The width of the DNA minor groove varies with sequence and can be a major determinant of DNA shape recognition by proteins. For example, the minor groove within the center of the Fis-DNA complex narrows to about half the mean minor groove width of canonical B-form DNA to fit onto the protein surface. G/C base pairs within this segment, which is not(More)
Most site-specific recombinases can be grouped into two mechanistically distinct families. Whereas tyrosine recombinases exchange DNA strands through a Holliday intermediate, serine recombinases such as Hin generate double-strand breaks in each recombining partner. Here, site-directed protein crosslinking is used to elucidate the configuration of protein(More)
BACKGROUND Hin is a member of an extended family of site-specific recombinases--the DNA invertase/resolvase family--that catalyze inversion or deletion of DNA. DNA inversion by Hin occurs between two recombination sites and requires the regulatory protein Fis, which associates with a cis-acting recombinational enhancer sequence. Hin recombinase dimers bind(More)
Most site-specific recombinases can be grouped into two structurally and mechanistically different classes. Whereas recombination by tyrosine recombinases proceeds with little movements by the proteins, serine recombinases exchange DNA strands by a mechanism requiring large quaternary rearrangements.

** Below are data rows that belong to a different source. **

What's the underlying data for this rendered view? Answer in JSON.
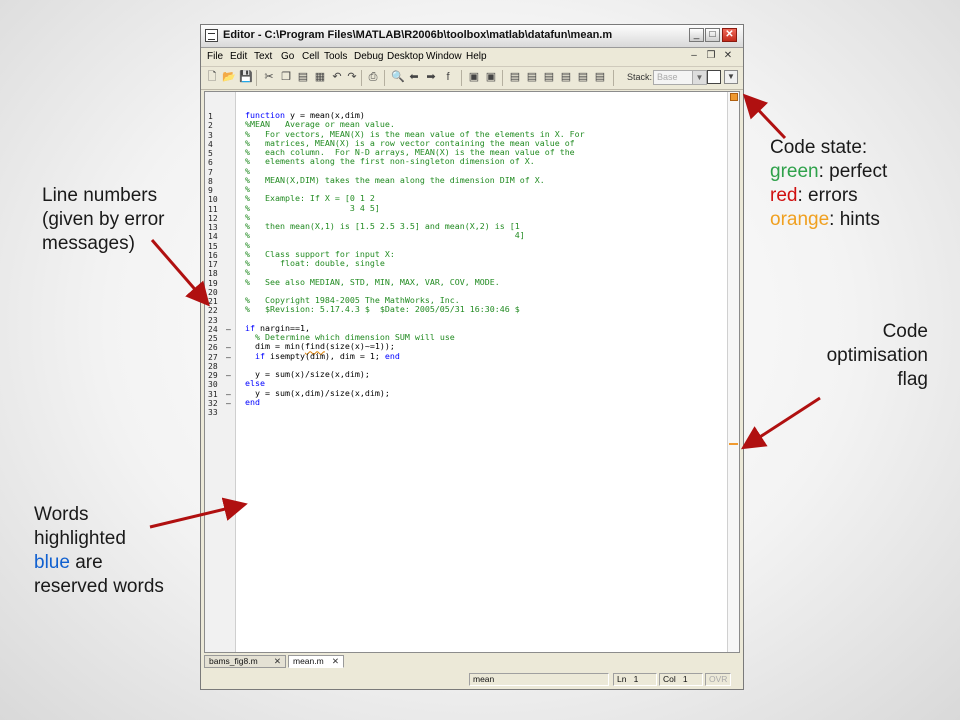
{
  "window": {
    "title": "Editor - C:\\Program Files\\MATLAB\\R2006b\\toolbox\\matlab\\datafun\\mean.m",
    "controls": {
      "minimize": "_",
      "maximize": "□",
      "close": "✕"
    }
  },
  "menu": {
    "items": [
      "File",
      "Edit",
      "Text",
      "Go",
      "Cell",
      "Tools",
      "Debug",
      "Desktop",
      "Window",
      "Help"
    ]
  },
  "toolbar": {
    "stack_label": "Stack:",
    "stack_value": "Base"
  },
  "code": {
    "lines": [
      {
        "n": "1",
        "dash": "",
        "parts": [
          [
            "kw",
            "function"
          ],
          [
            "tx",
            " y = mean(x,dim)"
          ]
        ]
      },
      {
        "n": "2",
        "dash": "",
        "parts": [
          [
            "cm",
            "%MEAN   Average or mean value."
          ]
        ]
      },
      {
        "n": "3",
        "dash": "",
        "parts": [
          [
            "cm",
            "%   For vectors, MEAN(X) is the mean value of the elements in X. For"
          ]
        ]
      },
      {
        "n": "4",
        "dash": "",
        "parts": [
          [
            "cm",
            "%   matrices, MEAN(X) is a row vector containing the mean value of"
          ]
        ]
      },
      {
        "n": "5",
        "dash": "",
        "parts": [
          [
            "cm",
            "%   each column.  For N-D arrays, MEAN(X) is the mean value of the"
          ]
        ]
      },
      {
        "n": "6",
        "dash": "",
        "parts": [
          [
            "cm",
            "%   elements along the first non-singleton dimension of X."
          ]
        ]
      },
      {
        "n": "7",
        "dash": "",
        "parts": [
          [
            "cm",
            "%"
          ]
        ]
      },
      {
        "n": "8",
        "dash": "",
        "parts": [
          [
            "cm",
            "%   MEAN(X,DIM) takes the mean along the dimension DIM of X."
          ]
        ]
      },
      {
        "n": "9",
        "dash": "",
        "parts": [
          [
            "cm",
            "%"
          ]
        ]
      },
      {
        "n": "10",
        "dash": "",
        "parts": [
          [
            "cm",
            "%   Example: If X = [0 1 2"
          ]
        ]
      },
      {
        "n": "11",
        "dash": "",
        "parts": [
          [
            "cm",
            "%                    3 4 5]"
          ]
        ]
      },
      {
        "n": "12",
        "dash": "",
        "parts": [
          [
            "cm",
            "%"
          ]
        ]
      },
      {
        "n": "13",
        "dash": "",
        "parts": [
          [
            "cm",
            "%   then mean(X,1) is [1.5 2.5 3.5] and mean(X,2) is [1"
          ]
        ]
      },
      {
        "n": "14",
        "dash": "",
        "parts": [
          [
            "cm",
            "%                                                     4]"
          ]
        ]
      },
      {
        "n": "15",
        "dash": "",
        "parts": [
          [
            "cm",
            "%"
          ]
        ]
      },
      {
        "n": "16",
        "dash": "",
        "parts": [
          [
            "cm",
            "%   Class support for input X:"
          ]
        ]
      },
      {
        "n": "17",
        "dash": "",
        "parts": [
          [
            "cm",
            "%      float: double, single"
          ]
        ]
      },
      {
        "n": "18",
        "dash": "",
        "parts": [
          [
            "cm",
            "%"
          ]
        ]
      },
      {
        "n": "19",
        "dash": "",
        "parts": [
          [
            "cm",
            "%   See also MEDIAN, STD, MIN, MAX, VAR, COV, MODE."
          ]
        ]
      },
      {
        "n": "20",
        "dash": "",
        "parts": []
      },
      {
        "n": "21",
        "dash": "",
        "parts": [
          [
            "cm",
            "%   Copyright 1984-2005 The MathWorks, Inc."
          ]
        ]
      },
      {
        "n": "22",
        "dash": "",
        "parts": [
          [
            "cm",
            "%   $Revision: 5.17.4.3 $  $Date: 2005/05/31 16:30:46 $"
          ]
        ]
      },
      {
        "n": "23",
        "dash": "",
        "parts": []
      },
      {
        "n": "24",
        "dash": "–",
        "parts": [
          [
            "kw",
            "if"
          ],
          [
            "tx",
            " nargin==1,"
          ]
        ]
      },
      {
        "n": "25",
        "dash": "",
        "parts": [
          [
            "tx",
            "  "
          ],
          [
            "cm",
            "% Determine which dimension SUM will use"
          ]
        ]
      },
      {
        "n": "26",
        "dash": "–",
        "parts": [
          [
            "tx",
            "  dim = min("
          ],
          [
            "sq",
            "find"
          ],
          [
            "tx",
            "(size(x)~=1));"
          ]
        ]
      },
      {
        "n": "27",
        "dash": "–",
        "parts": [
          [
            "tx",
            "  "
          ],
          [
            "kw",
            "if"
          ],
          [
            "tx",
            " isempty(dim), dim = 1; "
          ],
          [
            "kw",
            "end"
          ]
        ]
      },
      {
        "n": "28",
        "dash": "",
        "parts": []
      },
      {
        "n": "29",
        "dash": "–",
        "parts": [
          [
            "tx",
            "  y = sum(x)/size(x,dim);"
          ]
        ]
      },
      {
        "n": "30",
        "dash": "",
        "parts": [
          [
            "kw",
            "else"
          ]
        ]
      },
      {
        "n": "31",
        "dash": "–",
        "parts": [
          [
            "tx",
            "  y = sum(x,dim)/size(x,dim);"
          ]
        ]
      },
      {
        "n": "32",
        "dash": "–",
        "parts": [
          [
            "kw",
            "end"
          ]
        ]
      },
      {
        "n": "33",
        "dash": "",
        "parts": []
      }
    ]
  },
  "tabs": [
    {
      "label": "bams_fig8.m",
      "close": "✕"
    },
    {
      "label": "mean.m",
      "close": "✕"
    }
  ],
  "status": {
    "function": "mean",
    "ln_label": "Ln",
    "ln_value": "1",
    "col_label": "Col",
    "col_value": "1",
    "mode": "OVR"
  },
  "annotations": {
    "code_state": {
      "title": "Code state:",
      "green_word": "green",
      "green_rest": ": perfect",
      "red_word": "red",
      "red_rest": ": errors",
      "orange_word": "orange",
      "orange_rest": ": hints"
    },
    "line_numbers": [
      "Line numbers",
      "(given by error",
      "messages)"
    ],
    "optimisation": [
      "Code",
      "optimisation",
      "flag"
    ],
    "reserved": {
      "l1": "Words",
      "l2": "highlighted",
      "blue_word": "blue",
      "l3_rest": " are",
      "l4": "reserved words"
    }
  },
  "colors": {
    "keyword": "#0000ff",
    "comment": "#228b22",
    "annot_green": "#2ea14a",
    "annot_red": "#d01010",
    "annot_orange": "#f0a020",
    "annot_blue": "#1060d0",
    "arrow": "#b01010"
  }
}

Here we use site-directed crosslinking to investigate the(More)
Serine recombinases are often tightly controlled by elaborate, topologically-defined, nucleoprotein complexes. Hin is a member of the DNA invertase subclass of serine recombinases that are regulated by a remote recombinational enhancer element containing two binding sites for the protein Fis. Two Hin dimers bound to specific recombination sites associate(More)
Replication and transcription activator (RTA), an immediate-early gene product of gamma-2 herpesviruses including Kaposi's sarcoma-associated herpesvirus (KSHV) and murine gamma herpesvirus 68 (MHV-68), plays a critical role in controlling the viral life cycle. RTA acts as a strong transcription activator for several downstream genes of KSHV and MHV-68(More)